I see you lived in France for ten years. Was that prior to your retirement and, if so, were you teaching in an English or a French school? Or something entirely different? Can you tell us something of your experiences there?
Both my husband and I took early retirement here, and that's when we went to live in France. He did work for a French builder and I did do some voluntary English teaching in our local primary school there, but really it was great to do very little in terms of work! That's when I took up writing. I had tried in my twenties, but 'life' got in the way. My mum, who was a published author, always encouraged me and I'm sorry she never knew of my more recent success.
We lived in a small village and had a good community of French and English friends. The language was not a problem for me, and my husband took a short course which gave him confidence to have a go. He was able to converse with lots of people using French and gesticulations. Getting into the bureaucracy of a foreign life was sometimes frustrating and often hilarious but people were always helpful. Life was calm but punctuated by parties and outings. We enjoyed it all.
As a head teacher you must have needed to be extremely organised in your working life. Is that a natural trait or an acquired one? Does it follow through to your writing?
Yes, that's very perceptive. My working life had to be highly organised, especially with family and children to sort out. Often I had evening meetings and long days, so I had to think ahead and write lots down. Nothing else is particularly so. Housework definitely got forgotten. I'm not an in-depth planner with my writing. I usually plan each of the first ten chapters but leave the next ten until I get there and so on. I do know at roughly what part major plot points will happen, though, just not the fine detail of how to get there.
Writing is a somewhat sedentary occupation but I notice from your biog that when you're not at your desk you are often indulging in some physically demanding activity. Do you, for instance, ever find a plot running around in your head when you're walking the dogs or is it a complete getaway for you?
I have plots and conversations running through my head all the time. Sometimes I must make myself concentrate on talk going on around me. However, when we're ballroom dancing, I need to focus closely so it's probably just as well to get away from novels for a while. Then an idea or a resolution will ping home when I least expect it, often in the middle of the night.

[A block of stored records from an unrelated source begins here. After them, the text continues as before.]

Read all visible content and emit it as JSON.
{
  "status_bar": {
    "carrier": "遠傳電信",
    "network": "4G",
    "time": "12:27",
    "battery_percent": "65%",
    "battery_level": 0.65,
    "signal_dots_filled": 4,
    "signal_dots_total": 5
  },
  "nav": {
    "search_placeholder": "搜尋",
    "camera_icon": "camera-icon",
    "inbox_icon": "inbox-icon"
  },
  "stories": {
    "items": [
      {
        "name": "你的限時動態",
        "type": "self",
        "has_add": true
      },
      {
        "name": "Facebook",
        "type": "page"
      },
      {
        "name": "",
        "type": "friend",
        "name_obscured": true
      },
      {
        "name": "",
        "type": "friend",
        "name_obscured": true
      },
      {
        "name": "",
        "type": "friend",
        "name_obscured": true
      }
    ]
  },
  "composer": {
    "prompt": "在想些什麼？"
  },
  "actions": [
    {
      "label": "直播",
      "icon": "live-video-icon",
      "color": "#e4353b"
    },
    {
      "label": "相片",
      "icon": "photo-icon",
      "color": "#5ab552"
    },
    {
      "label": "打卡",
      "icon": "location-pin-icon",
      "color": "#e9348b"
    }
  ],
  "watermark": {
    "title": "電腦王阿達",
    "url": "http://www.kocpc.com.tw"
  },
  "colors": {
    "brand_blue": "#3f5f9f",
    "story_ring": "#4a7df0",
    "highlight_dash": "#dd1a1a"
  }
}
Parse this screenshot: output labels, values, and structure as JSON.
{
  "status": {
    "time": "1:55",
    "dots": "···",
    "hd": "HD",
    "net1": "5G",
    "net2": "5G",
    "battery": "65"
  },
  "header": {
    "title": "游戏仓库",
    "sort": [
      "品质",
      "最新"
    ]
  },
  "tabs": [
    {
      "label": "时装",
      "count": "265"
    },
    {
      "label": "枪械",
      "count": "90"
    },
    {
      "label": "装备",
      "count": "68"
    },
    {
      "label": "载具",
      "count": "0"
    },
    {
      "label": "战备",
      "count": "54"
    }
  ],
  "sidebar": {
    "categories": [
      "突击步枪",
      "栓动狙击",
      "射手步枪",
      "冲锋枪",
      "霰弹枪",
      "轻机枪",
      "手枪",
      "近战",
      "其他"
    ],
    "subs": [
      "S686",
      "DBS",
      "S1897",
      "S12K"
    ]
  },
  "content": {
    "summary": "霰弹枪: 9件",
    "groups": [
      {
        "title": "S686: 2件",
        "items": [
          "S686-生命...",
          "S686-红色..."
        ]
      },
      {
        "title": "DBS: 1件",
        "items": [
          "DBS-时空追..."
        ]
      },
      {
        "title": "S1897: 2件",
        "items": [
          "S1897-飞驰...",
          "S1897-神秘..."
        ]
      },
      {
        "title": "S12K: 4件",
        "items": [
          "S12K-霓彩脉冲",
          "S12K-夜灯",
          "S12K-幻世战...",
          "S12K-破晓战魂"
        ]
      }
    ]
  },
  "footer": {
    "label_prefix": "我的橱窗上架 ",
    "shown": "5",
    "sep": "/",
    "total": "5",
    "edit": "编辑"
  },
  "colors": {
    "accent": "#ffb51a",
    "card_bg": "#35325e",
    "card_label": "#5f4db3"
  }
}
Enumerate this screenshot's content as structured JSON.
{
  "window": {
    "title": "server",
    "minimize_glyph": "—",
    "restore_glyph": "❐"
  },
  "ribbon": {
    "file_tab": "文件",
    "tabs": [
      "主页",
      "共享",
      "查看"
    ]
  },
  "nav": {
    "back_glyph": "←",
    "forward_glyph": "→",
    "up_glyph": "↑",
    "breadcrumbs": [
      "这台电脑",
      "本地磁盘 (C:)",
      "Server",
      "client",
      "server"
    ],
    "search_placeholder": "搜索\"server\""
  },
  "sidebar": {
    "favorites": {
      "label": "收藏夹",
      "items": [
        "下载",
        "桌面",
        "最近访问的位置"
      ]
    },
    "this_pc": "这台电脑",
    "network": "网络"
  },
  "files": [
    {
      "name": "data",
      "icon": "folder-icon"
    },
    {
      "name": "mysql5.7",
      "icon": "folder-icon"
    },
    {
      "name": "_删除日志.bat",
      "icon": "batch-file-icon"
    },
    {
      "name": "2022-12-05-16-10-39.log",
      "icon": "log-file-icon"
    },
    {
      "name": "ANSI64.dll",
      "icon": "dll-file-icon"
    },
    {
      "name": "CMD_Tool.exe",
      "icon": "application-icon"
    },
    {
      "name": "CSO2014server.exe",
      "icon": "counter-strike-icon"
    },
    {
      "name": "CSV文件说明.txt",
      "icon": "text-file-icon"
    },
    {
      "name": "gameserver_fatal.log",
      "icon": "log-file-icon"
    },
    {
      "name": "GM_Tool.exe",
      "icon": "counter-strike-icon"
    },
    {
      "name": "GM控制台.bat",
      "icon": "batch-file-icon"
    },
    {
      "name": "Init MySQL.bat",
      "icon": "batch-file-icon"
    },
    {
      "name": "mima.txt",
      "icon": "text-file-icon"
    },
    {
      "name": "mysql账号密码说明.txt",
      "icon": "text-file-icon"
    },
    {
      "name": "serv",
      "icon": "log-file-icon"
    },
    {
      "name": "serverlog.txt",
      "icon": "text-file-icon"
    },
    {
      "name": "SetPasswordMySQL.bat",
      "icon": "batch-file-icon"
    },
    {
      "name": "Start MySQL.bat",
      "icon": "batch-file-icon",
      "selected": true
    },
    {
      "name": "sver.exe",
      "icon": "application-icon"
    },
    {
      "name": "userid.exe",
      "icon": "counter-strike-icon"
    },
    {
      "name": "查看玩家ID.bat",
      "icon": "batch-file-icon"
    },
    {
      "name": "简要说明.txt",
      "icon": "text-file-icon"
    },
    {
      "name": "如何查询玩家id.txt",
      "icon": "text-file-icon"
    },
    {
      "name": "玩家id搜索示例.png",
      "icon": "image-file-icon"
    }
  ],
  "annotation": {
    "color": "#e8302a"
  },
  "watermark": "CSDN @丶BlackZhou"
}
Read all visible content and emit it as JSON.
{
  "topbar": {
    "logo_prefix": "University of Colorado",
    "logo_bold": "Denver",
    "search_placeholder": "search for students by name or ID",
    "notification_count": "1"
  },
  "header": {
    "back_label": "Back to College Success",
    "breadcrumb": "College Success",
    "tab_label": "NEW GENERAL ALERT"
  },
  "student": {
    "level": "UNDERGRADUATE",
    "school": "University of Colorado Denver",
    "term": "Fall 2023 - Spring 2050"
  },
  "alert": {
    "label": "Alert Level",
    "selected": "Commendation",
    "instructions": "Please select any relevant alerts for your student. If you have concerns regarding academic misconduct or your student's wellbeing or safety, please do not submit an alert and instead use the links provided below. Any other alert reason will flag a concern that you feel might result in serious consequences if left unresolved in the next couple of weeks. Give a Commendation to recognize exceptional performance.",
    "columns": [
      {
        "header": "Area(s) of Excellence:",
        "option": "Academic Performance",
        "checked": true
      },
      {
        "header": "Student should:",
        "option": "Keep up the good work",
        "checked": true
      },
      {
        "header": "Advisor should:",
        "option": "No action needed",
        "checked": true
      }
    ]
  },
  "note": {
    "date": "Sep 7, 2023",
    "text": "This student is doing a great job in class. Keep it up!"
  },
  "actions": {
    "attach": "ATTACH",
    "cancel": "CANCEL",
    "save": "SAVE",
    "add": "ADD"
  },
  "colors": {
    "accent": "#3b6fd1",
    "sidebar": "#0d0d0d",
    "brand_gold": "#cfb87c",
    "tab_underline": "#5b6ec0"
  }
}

Friday, 1 May 2020
Being a very crafty saga author I needed to be able to bring in a few historical events to my book. The last book in which some of ‘the girls’ featured was The Butlins Girls set in 1946, so I needed to work forward. With Princess Elizabeth’s wedding in her handsome Philip in 1947 and then the Austerity Olympics of 1948 those two years were a gift. The girls weren’t likely to receive an invitation so how else could I weave a story around that happy event…?
I’ve also just handed in the manuscript for a very special book. I was delighted when my publisher approved the idea and I could go back in time to 1905 to the day that a young Ruby Caselton moved into her new home in Alexandra Road, Erith. Publication will be for Mother’s Day in 2021.
At the moment I’m writing the first chapter of yet another idea which takes me to Biggin Hill during WW2 and that’s as much as I’m saying …
Thank you again for inviting me to your blog, Natalie. I can rely on you to ask me some interesting stories